Travels have taken me to the Hippo View Lodge, in Liwonde, which is characterised by nondescript buildings, lurid renderings of local fauna in cement that are memorably hideous, and formal gardens, on the banks of the River Shire, that suggest a Mogul watercolour: a study in perfection, which is glorious to behold. It would be invidious to draw attention to one detail of the harmonious whole. However, the groves of C. medica, the citron, are a direct link to Northern India, where Alexander the Great encountered it, and thus knowledge passed to Theophrastus and Greece. The peacocks, which also suggest a place far away in the East, are restored to residence. We owe this ‘paradise’ (Persian ‘pardes’) to the Siku Transport Company.
Thence to Zomba, the old colonial capital, and the Ku Chawe Inn, high on the plateau, only two hours at most from Liwonde, but in climate and mise-en-scène a different world. This is (nowadays) a Sunbird hotel: in Blantyre and Lilongwe they do not impress, offering, perhaps, the amenities of a Holiday Inn to the undiscerning elites of those cities. But we are spared this here: the buildings would befit a Swiss mountain lodge: all well formed brick and stout timbers, with great open fireplaces. The terraced garden is again a labour of love: Asters and Angel’s Trumpets awake of a morning amidst the clearing mists; and the views are far off toward Chiradzulu and Blantyre (we might even say toward the Malawi of the present day). The service lacks the obsequiousness evident in the cities: one is made welcome to this sanctuary by a staff which, it seems, is conscious of sharing a privilege.
Here, on the Assumption, I followed news of the Fall of Kabul on the BBC. There is a certain romance in making such a study from one distant corner of the old Empire to another. It is also reassuring to note quite how evanescent prove the prevailing idols of the age – let us call the adherents of their cult NGO’dom – when confronted with the sort of faith and self-confidence that once brought Englishmen to Central Africa.
I write from Dedza Pottery, where an English potter and his Malawian wife have laid out another handsome garden at the foot of Mount Dedza. From Cheltenham, via Malindi Mission and Crete, Chris. Stevens has established a pottery, which impresses, not only for its decorative work, but also for the quality of its commercial ware: tiles for roof and floor, not least, which impart to its lodge and restaurant a coolness and a solidity that lack almost all place else. The restaurant’s moussaka with the Irish potatoes of Dedza – a staple that I have enjoyed throughout my time in Malawi – is most likely a memory of Crete. And it is satisfying especially to note the family’s younger daughter, Chifuno, currently in residence to manage the business: I taught her Greek to A level, and she took a degree in Chemistry at Rhodes.

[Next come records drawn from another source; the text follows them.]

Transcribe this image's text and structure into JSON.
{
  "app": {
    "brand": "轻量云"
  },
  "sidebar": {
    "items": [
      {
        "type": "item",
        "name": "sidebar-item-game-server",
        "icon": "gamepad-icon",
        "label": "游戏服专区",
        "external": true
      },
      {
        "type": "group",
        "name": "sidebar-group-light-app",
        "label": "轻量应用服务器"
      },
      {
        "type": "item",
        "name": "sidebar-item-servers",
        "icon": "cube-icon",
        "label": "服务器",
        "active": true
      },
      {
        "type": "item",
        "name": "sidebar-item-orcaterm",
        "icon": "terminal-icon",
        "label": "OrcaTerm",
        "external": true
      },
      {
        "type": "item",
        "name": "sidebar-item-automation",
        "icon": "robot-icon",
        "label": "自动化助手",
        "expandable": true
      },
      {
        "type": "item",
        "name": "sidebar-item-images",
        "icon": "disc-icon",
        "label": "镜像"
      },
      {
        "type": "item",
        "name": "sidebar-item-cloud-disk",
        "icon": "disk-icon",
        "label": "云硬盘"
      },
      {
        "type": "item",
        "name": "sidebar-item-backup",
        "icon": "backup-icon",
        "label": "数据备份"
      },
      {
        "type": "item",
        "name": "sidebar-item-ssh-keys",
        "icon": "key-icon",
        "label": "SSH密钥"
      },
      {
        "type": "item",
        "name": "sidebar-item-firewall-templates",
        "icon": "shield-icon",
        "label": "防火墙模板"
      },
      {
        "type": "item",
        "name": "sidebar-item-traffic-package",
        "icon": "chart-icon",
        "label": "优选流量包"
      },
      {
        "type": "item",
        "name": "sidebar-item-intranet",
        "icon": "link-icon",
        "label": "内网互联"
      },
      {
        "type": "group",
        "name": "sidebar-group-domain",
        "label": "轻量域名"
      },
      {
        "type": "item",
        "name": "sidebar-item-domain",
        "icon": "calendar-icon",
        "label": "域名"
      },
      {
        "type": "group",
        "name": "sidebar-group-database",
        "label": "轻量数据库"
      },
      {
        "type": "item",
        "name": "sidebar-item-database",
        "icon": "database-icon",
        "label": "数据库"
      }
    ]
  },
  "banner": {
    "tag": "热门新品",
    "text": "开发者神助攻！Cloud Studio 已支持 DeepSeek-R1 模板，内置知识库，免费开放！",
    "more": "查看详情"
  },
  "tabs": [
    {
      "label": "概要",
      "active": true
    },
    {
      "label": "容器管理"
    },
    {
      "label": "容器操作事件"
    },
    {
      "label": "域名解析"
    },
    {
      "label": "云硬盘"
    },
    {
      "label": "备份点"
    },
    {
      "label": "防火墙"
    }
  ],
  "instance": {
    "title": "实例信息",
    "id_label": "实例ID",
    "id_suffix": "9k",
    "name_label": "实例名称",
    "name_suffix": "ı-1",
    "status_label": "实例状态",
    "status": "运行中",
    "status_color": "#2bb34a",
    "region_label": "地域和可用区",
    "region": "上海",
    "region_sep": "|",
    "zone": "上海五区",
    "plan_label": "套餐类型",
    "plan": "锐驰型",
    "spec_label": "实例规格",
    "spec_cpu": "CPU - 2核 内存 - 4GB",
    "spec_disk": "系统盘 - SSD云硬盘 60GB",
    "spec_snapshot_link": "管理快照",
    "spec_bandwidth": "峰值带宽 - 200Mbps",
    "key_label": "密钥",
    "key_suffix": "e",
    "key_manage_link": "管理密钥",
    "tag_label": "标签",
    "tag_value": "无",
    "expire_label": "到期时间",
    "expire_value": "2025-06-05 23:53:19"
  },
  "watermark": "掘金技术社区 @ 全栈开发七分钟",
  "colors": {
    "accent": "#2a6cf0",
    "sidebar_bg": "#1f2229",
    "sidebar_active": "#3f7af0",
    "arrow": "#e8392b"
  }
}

I begin tomorrow, with a measure of diffidence, the journey back up country to Kamuzu Academy, where I have taught now for seventeen years. These Respites will reflect, in the first instance, on Malawi, and, perhaps inevitably, on the ‘Long Defeat’ that we have fought (and fight still) in the attempt to uphold a dwindling outpost of civilisation at the ‘Eton of Africa’.